Your goal :: Scan the lines below for "verified"; report the number of lines that contain it, and only that.

Data ::
"""
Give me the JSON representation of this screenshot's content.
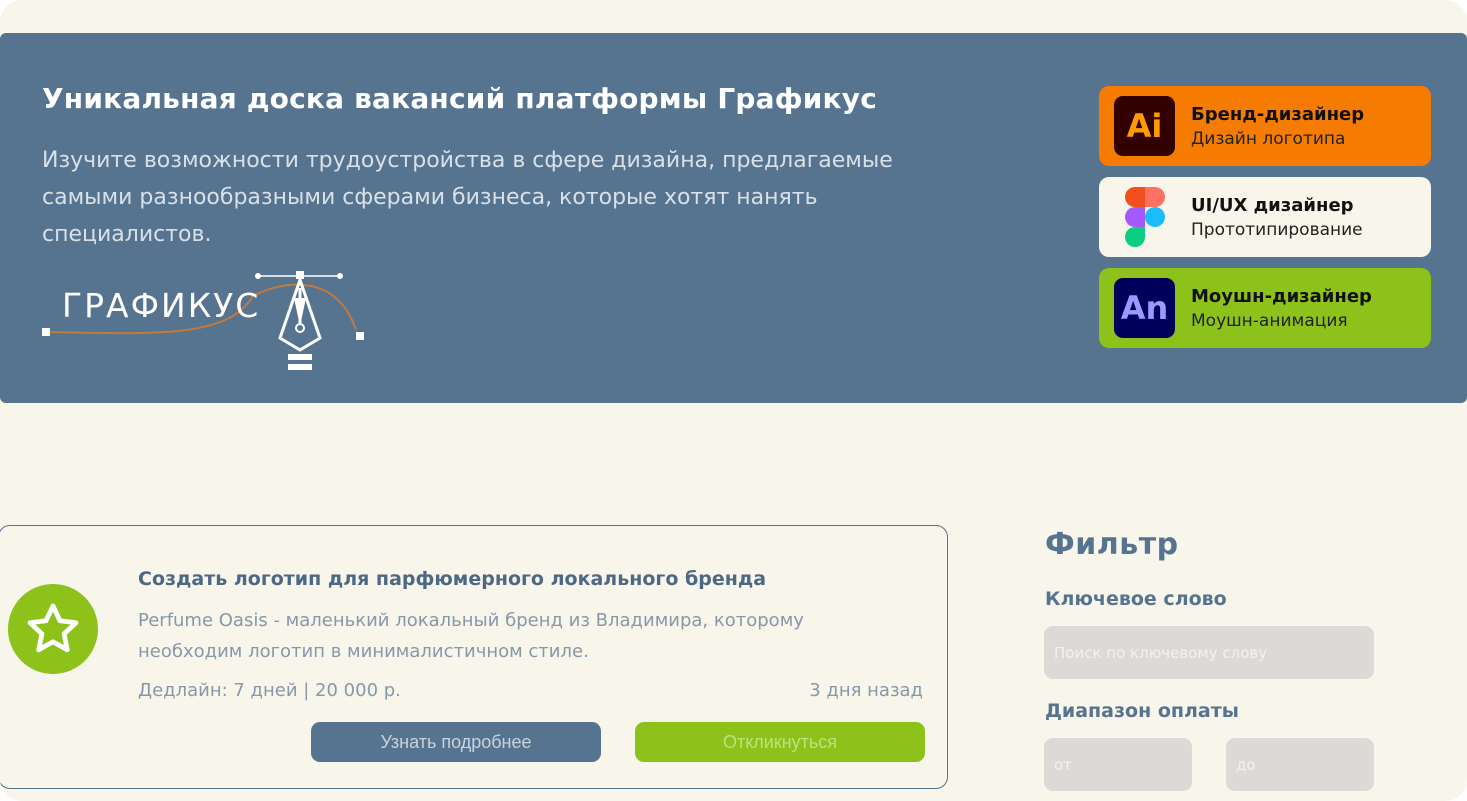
{
  "hero": {
    "title": "Уникальная доска вакансий платформы Графикус",
    "description": "Изучите возможности трудоустройства в сфере дизайна, предлагаемые самыми разнообразными сферами бизнеса, которые хотят нанять специалистов.",
    "logo_text": "ГРАФИКУС"
  },
  "roles": [
    {
      "title": "Бренд-дизайнер",
      "subtitle": "Дизайн логотипа",
      "icon": "adobe-illustrator-icon",
      "icon_text": "Ai",
      "bg": "#f57c00",
      "icon_bg": "#330000",
      "icon_fg": "#ff9a00"
    },
    {
      "title": "UI/UX дизайнер",
      "subtitle": "Прототипирование",
      "icon": "figma-icon",
      "bg": "#f8f5ea"
    },
    {
      "title": "Моушн-дизайнер",
      "subtitle": "Моушн-анимация",
      "icon": "adobe-animate-icon",
      "icon_text": "An",
      "bg": "#8cc21a",
      "icon_bg": "#00005b",
      "icon_fg": "#9999ff"
    }
  ],
  "job": {
    "title": "Создать логотип для парфюмерного локального бренда",
    "description": "Perfume Oasis - маленький локальный бренд из Владимира, которому необходим логотип в минималистичном стиле.",
    "meta": "Дедлайн: 7 дней | 20 000 р.",
    "age": "3 дня назад",
    "more_label": "Узнать подробнее",
    "apply_label": "Откликнуться",
    "icon": "star-icon"
  },
  "filter": {
    "title": "Фильтр",
    "keyword_label": "Ключевое слово",
    "keyword_placeholder": "Поиск по ключевому слову",
    "salary_label": "Диапазон оплаты",
    "from_placeholder": "от",
    "to_placeholder": "до"
  },
  "colors": {
    "hero_bg": "#56738f",
    "page_bg": "#f8f5ea",
    "accent_green": "#8cc21a",
    "accent_orange": "#f57c00"
  }
}
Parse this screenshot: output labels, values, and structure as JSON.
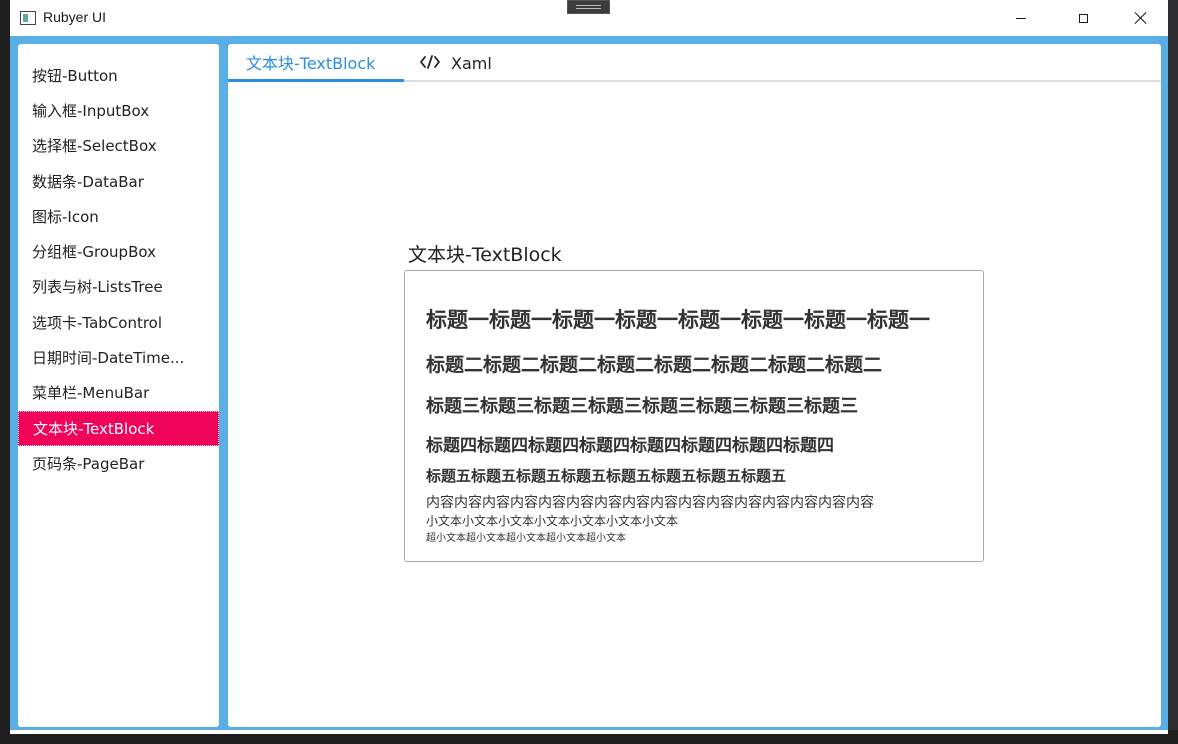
{
  "window": {
    "title": "Rubyer UI"
  },
  "sidebar": {
    "items": [
      {
        "label": "按钮-Button"
      },
      {
        "label": "输入框-InputBox"
      },
      {
        "label": "选择框-SelectBox"
      },
      {
        "label": "数据条-DataBar"
      },
      {
        "label": "图标-Icon"
      },
      {
        "label": "分组框-GroupBox"
      },
      {
        "label": "列表与树-ListsTree"
      },
      {
        "label": "选项卡-TabControl"
      },
      {
        "label": "日期时间-DateTime..."
      },
      {
        "label": "菜单栏-MenuBar"
      },
      {
        "label": "文本块-TextBlock"
      },
      {
        "label": "页码条-PageBar"
      }
    ],
    "active_index": 10,
    "active_color": "#f0045a"
  },
  "tabs": [
    {
      "label": "文本块-TextBlock"
    },
    {
      "label": "Xaml",
      "icon": "code-icon"
    }
  ],
  "accent_color": "#2a8fe0",
  "main": {
    "group_title": "文本块-TextBlock",
    "texts": {
      "h1": "标题一标题一标题一标题一标题一标题一标题一标题一",
      "h2": "标题二标题二标题二标题二标题二标题二标题二标题二",
      "h3": "标题三标题三标题三标题三标题三标题三标题三标题三",
      "h4": "标题四标题四标题四标题四标题四标题四标题四标题四",
      "h5": "标题五标题五标题五标题五标题五标题五标题五标题五",
      "p": "内容内容内容内容内容内容内容内容内容内容内容内容内容内容内容内容",
      "small": "小文本小文本小文本小文本小文本小文本小文本",
      "xsmall": "超小文本超小文本超小文本超小文本超小文本"
    }
  }
}
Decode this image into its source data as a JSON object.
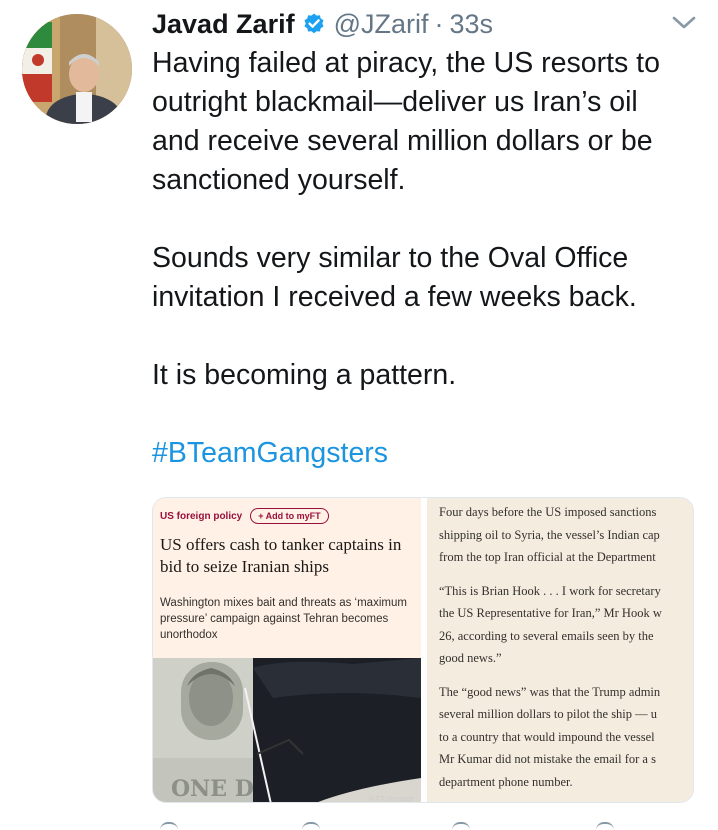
{
  "tweet": {
    "author": {
      "display_name": "Javad Zarif",
      "handle": "@JZarif",
      "verified": true
    },
    "separator": "·",
    "timestamp": "33s",
    "lines": [
      "Having failed at piracy, the US resorts to",
      "outright blackmail—deliver us Iran’s oil",
      "and receive several million dollars or be",
      "sanctioned yourself.",
      "",
      "Sounds very similar to the Oval Office",
      "invitation I received a few weeks back.",
      "",
      "It is becoming a pattern.",
      ""
    ],
    "hashtag": "#BTeamGangsters"
  },
  "media": {
    "left": {
      "topic": "US foreign policy",
      "myft_button": "+ Add to myFT",
      "headline": "US offers cash to tanker captains in bid to seize Iranian ships",
      "standfirst": "Washington mixes bait and threats as ‘maximum pressure’ campaign against Tehran becomes unorthodox",
      "image_credit": "© FT montage"
    },
    "right": {
      "paragraphs": [
        [
          "Four days before the US imposed sanctions",
          "shipping oil to Syria, the vessel’s Indian cap",
          "from the top Iran official at the Department"
        ],
        [
          "“This is Brian Hook . . . I work for secretary",
          "the US Representative for Iran,” Mr Hook w",
          "26, according to several emails seen by the",
          "good news.”"
        ],
        [
          "The “good news” was that the Trump admin",
          "several million dollars to pilot the ship — u",
          "to a country that would impound the vessel",
          "Mr Kumar did not mistake the email for a s",
          "department phone number."
        ]
      ]
    }
  },
  "colors": {
    "link": "#1b95e0",
    "verified": "#1da1f2",
    "secondary_text": "#657786",
    "ft_claret": "#990f3d",
    "ft_paper": "#fff1e5"
  },
  "icons": [
    "verified-badge-icon",
    "chevron-down-icon",
    "reply-icon",
    "retweet-icon",
    "like-icon",
    "share-icon"
  ]
}
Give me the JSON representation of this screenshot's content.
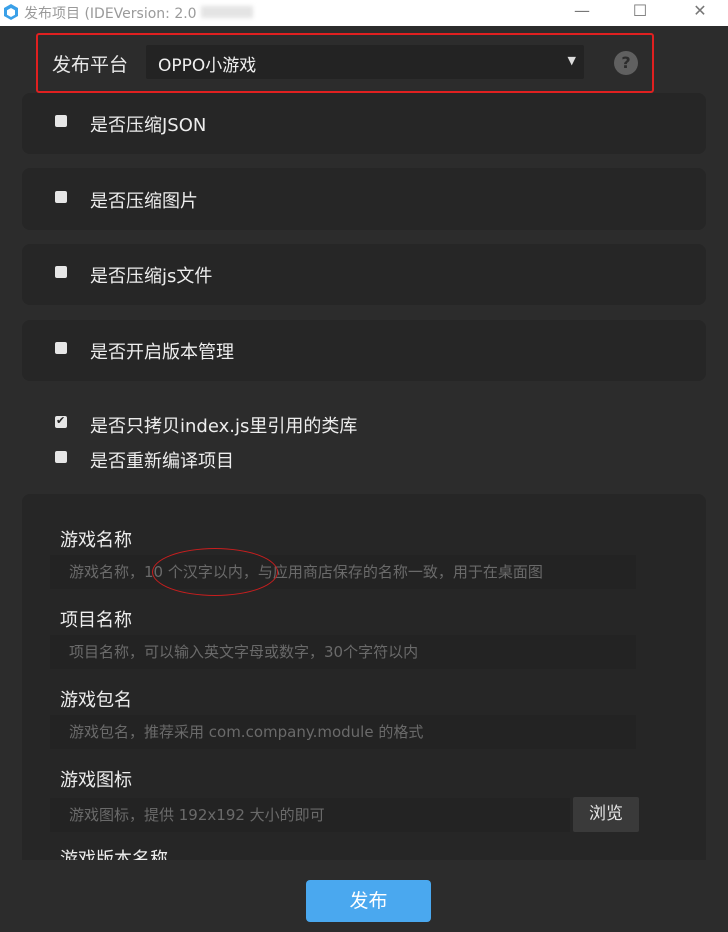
{
  "window": {
    "title": "发布项目 (IDEVersion: 2.0.0beta)",
    "visible_title": "发布项目 (IDEVersion: 2.0",
    "min_glyph": "—",
    "max_glyph": "☐",
    "close_glyph": "✕"
  },
  "platform": {
    "label": "发布平台",
    "selected": "OPPO小游戏",
    "caret": "▼",
    "help": "?"
  },
  "options": [
    {
      "label": "是否压缩JSON",
      "checked": false
    },
    {
      "label": "是否压缩图片",
      "checked": false
    },
    {
      "label": "是否压缩js文件",
      "checked": false
    },
    {
      "label": "是否开启版本管理",
      "checked": false
    },
    {
      "label": "是否只拷贝index.js里引用的类库",
      "checked": true
    },
    {
      "label": "是否重新编译项目",
      "checked": false
    }
  ],
  "form": {
    "game_name": {
      "label": "游戏名称",
      "placeholder": "游戏名称，10 个汉字以内，与应用商店保存的名称一致，用于在桌面图"
    },
    "project_name": {
      "label": "项目名称",
      "placeholder": "项目名称，可以输入英文字母或数字，30个字符以内"
    },
    "package_name": {
      "label": "游戏包名",
      "placeholder": "游戏包名，推荐采用 com.company.module 的格式"
    },
    "icon": {
      "label": "游戏图标",
      "placeholder": "游戏图标，提供 192x192 大小的即可",
      "browse": "浏览"
    },
    "version_name": {
      "label": "游戏版本名称"
    }
  },
  "publish_label": "发布",
  "colors": {
    "background": "#2c2c2c",
    "card": "#262626",
    "accent": "#4aa8ef",
    "highlight": "#e02020"
  },
  "icons": [
    "app-icon",
    "help-icon",
    "caret-down-icon",
    "check-icon"
  ]
}
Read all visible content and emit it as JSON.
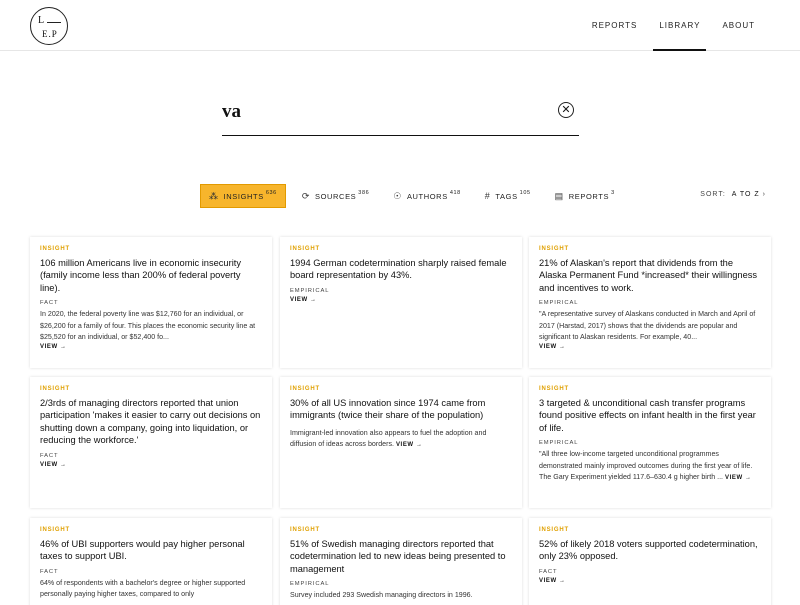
{
  "logo": {
    "line1": "L",
    "line2": "E.P"
  },
  "nav": {
    "items": [
      "REPORTS",
      "LIBRARY",
      "ABOUT"
    ],
    "active": "LIBRARY"
  },
  "search": {
    "value": "va",
    "clear_icon": "close-icon"
  },
  "filters": [
    {
      "label": "INSIGHTS",
      "count": "636",
      "icon": "insights-icon",
      "active": true
    },
    {
      "label": "SOURCES",
      "count": "386",
      "icon": "sources-icon",
      "active": false
    },
    {
      "label": "AUTHORS",
      "count": "418",
      "icon": "authors-icon",
      "active": false
    },
    {
      "label": "TAGS",
      "count": "105",
      "icon": "tags-icon",
      "active": false
    },
    {
      "label": "REPORTS",
      "count": "3",
      "icon": "reports-icon",
      "active": false
    }
  ],
  "sort": {
    "label": "SORT:",
    "value": "A TO Z"
  },
  "colors": {
    "accent": "#f7b52c",
    "badge": "#e0a000"
  },
  "cards": [
    {
      "badge": "INSIGHT",
      "title": "106 million Americans live in economic insecurity (family income less than 200% of federal poverty line).",
      "kind": "FACT",
      "body": "In 2020, the federal poverty line was $12,760 for an individual, or $26,200 for a family of four. This places the economic security line at $25,520 for an individual, or $52,400 fo...",
      "view": "VIEW →"
    },
    {
      "badge": "INSIGHT",
      "title": "1994 German codetermination sharply raised female board representation by 43%.",
      "kind": "EMPIRICAL",
      "body": "",
      "view": "VIEW →"
    },
    {
      "badge": "INSIGHT",
      "title": "21% of Alaskan's report that dividends from the Alaska Permanent Fund *increased* their willingness and incentives to work.",
      "kind": "EMPIRICAL",
      "body": "\"A representative survey of Alaskans conducted in March and April of 2017 (Harstad, 2017) shows that the dividends are popular and significant to Alaskan residents. For example, 40...",
      "view": "VIEW →"
    },
    {
      "badge": "INSIGHT",
      "title": "2/3rds of managing directors reported that union participation 'makes it easier to carry out decisions on shutting down a company, going into liquidation, or reducing the workforce.'",
      "kind": "FACT",
      "body": "",
      "view": "VIEW →"
    },
    {
      "badge": "INSIGHT",
      "title": "30% of all US innovation since 1974 came from immigrants (twice their share of the population)",
      "kind": "",
      "body": "Immigrant-led innovation also appears to fuel the adoption and diffusion of ideas across borders.",
      "view": "VIEW →"
    },
    {
      "badge": "INSIGHT",
      "title": "3 targeted & unconditional cash transfer programs found positive effects on infant health in the first year of life.",
      "kind": "EMPIRICAL",
      "body": "\"All three low-income targeted unconditional programmes demonstrated mainly improved outcomes during the first year of life. The Gary Experiment yielded 117.6–630.4 g higher birth ...",
      "view": "VIEW →"
    },
    {
      "badge": "INSIGHT",
      "title": "46% of UBI supporters would pay higher personal taxes to support UBI.",
      "kind": "FACT",
      "body": "64% of respondents with a bachelor's degree or higher supported personally paying higher taxes, compared to only",
      "view": ""
    },
    {
      "badge": "INSIGHT",
      "title": "51% of Swedish managing directors reported that codetermination led to new ideas being presented to management",
      "kind": "EMPIRICAL",
      "body": "Survey included 293 Swedish managing directors in 1996.",
      "view": ""
    },
    {
      "badge": "INSIGHT",
      "title": "52% of likely 2018 voters supported codetermination, only 23% opposed.",
      "kind": "FACT",
      "body": "",
      "view": "VIEW →"
    }
  ]
}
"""
Answer box :: 3